___ Study material

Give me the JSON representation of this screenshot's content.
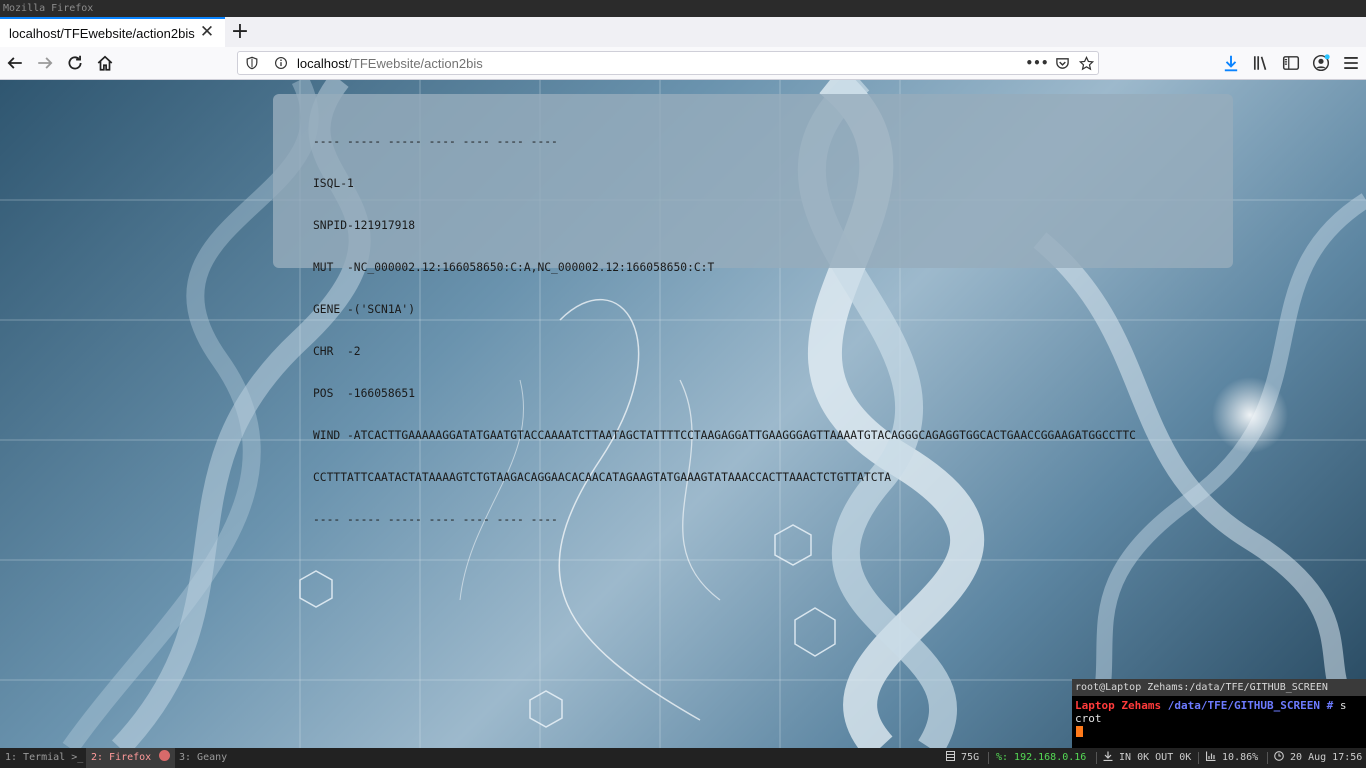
{
  "window_manager": {
    "title": "Mozilla Firefox"
  },
  "browser": {
    "tab_title": "localhost/TFEwebsite/action2bis",
    "tab_close": "✕",
    "new_tab": "+",
    "url_host": "localhost",
    "url_path": "/TFEwebsite/action2bis",
    "url_more": "•••"
  },
  "result": {
    "lines": [
      "---- ----- ----- ---- ---- ---- ----",
      "ISQL-1",
      "SNPID-121917918",
      "MUT  -NC_000002.12:166058650:C:A,NC_000002.12:166058650:C:T",
      "GENE -('SCN1A')",
      "CHR  -2",
      "POS  -166058651",
      "WIND -ATCACTTGAAAAAGGATATGAATGTACCAAAATCTTAATAGCTATTTTCCTAAGAGGATTGAAGGGAGTTAAAATGTACAGGGCAGAGGTGGCACTGAACCGGAAGATGGCCTTC",
      "CCTTTATTCAATACTATAAAAGTCTGTAAGACAGGAACACAACATAGAAGTATGAAAGTATAAACCACTTAAACTCTGTTATCTA",
      "---- ----- ----- ---- ---- ---- ----"
    ]
  },
  "terminal": {
    "title": "root@Laptop Zehams:/data/TFE/GITHUB_SCREEN",
    "prompt_host": "Laptop Zehams",
    "prompt_cwd": "/data/TFE/GITHUB_SCREEN",
    "prompt_symbol": "#",
    "command_start": "s",
    "command_rest": "crot"
  },
  "statusbar": {
    "workspaces": [
      {
        "label": "1: Termial >_",
        "active": false
      },
      {
        "label": "2: Firefox",
        "active": true
      },
      {
        "label": "3: Geany",
        "active": false
      }
    ],
    "disk": "75G",
    "ip": "%: 192.168.0.16",
    "net": "IN 0K OUT 0K",
    "cpu": "10.86%",
    "clock": "20 Aug 17:56"
  },
  "colors": {
    "tab_accent": "#0a84ff",
    "terminal_host": "#ff3b3b",
    "terminal_cwd": "#6d7bff",
    "status_green": "#55d955",
    "active_workspace": "#ff9a9a"
  },
  "icons": {
    "nav": [
      "back-arrow-icon",
      "forward-arrow-icon",
      "reload-icon",
      "home-icon"
    ],
    "url": [
      "tracking-shield-icon",
      "info-icon",
      "pocket-icon",
      "bookmark-star-icon"
    ],
    "toolbar": [
      "download-icon",
      "library-icon",
      "sidebar-icon",
      "account-icon",
      "hamburger-menu-icon"
    ]
  }
}
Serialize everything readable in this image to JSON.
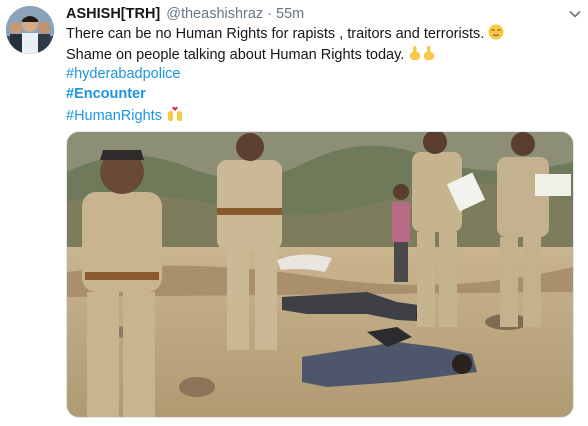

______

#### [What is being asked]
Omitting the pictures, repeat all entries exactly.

#### [Expected answer]
Give me the JSON representation of this screenshot's content.
{
  "window_manager": {
    "title": "Mozilla Firefox"
  },
  "browser": {
    "tab_title": "localhost/TFEwebsite/action2bis",
    "tab_close": "✕",
    "new_tab": "+",
    "url_host": "localhost",
    "url_path": "/TFEwebsite/action2bis",
    "url_more": "•••"
  },
  "result": {
    "lines": [
      "---- ----- ----- ---- ---- ---- ----",
      "ISQL-1",
      "SNPID-121917918",
      "MUT  -NC_000002.12:166058650:C:A,NC_000002.12:166058650:C:T",
      "GENE -('SCN1A')",
      "CHR  -2",
      "POS  -166058651",
      "WIND -ATCACTTGAAAAAGGATATGAATGTACCAAAATCTTAATAGCTATTTTCCTAAGAGGATTGAAGGGAGTTAAAATGTACAGGGCAGAGGTGGCACTGAACCGGAAGATGGCCTTC",
      "CCTTTATTCAATACTATAAAAGTCTGTAAGACAGGAACACAACATAGAAGTATGAAAGTATAAACCACTTAAACTCTGTTATCTA",
      "---- ----- ----- ---- ---- ---- ----"
    ]
  },
  "terminal": {
    "title": "root@Laptop Zehams:/data/TFE/GITHUB_SCREEN",
    "prompt_host": "Laptop Zehams",
    "prompt_cwd": "/data/TFE/GITHUB_SCREEN",
    "prompt_symbol": "#",
    "command_start": "s",
    "command_rest": "crot"
  },
  "statusbar": {
    "workspaces": [
      {
        "label": "1: Termial >_",
        "active": false
      },
      {
        "label": "2: Firefox",
        "active": true
      },
      {
        "label": "3: Geany",
        "active": false
      }
    ],
    "disk": "75G",
    "ip": "%: 192.168.0.16",
    "net": "IN 0K OUT 0K",
    "cpu": "10.86%",
    "clock": "20 Aug 17:56"
  },
  "colors": {
    "tab_accent": "#0a84ff",
    "terminal_host": "#ff3b3b",
    "terminal_cwd": "#6d7bff",
    "status_green": "#55d955",
    "active_workspace": "#ff9a9a"
  },
  "icons": {
    "nav": [
      "back-arrow-icon",
      "forward-arrow-icon",
      "reload-icon",
      "home-icon"
    ],
    "url": [
      "tracking-shield-icon",
      "info-icon",
      "pocket-icon",
      "bookmark-star-icon"
    ],
    "toolbar": [
      "download-icon",
      "library-icon",
      "sidebar-icon",
      "account-icon",
      "hamburger-menu-icon"
    ]
  }
}
Serialize everything readable in this image to JSON.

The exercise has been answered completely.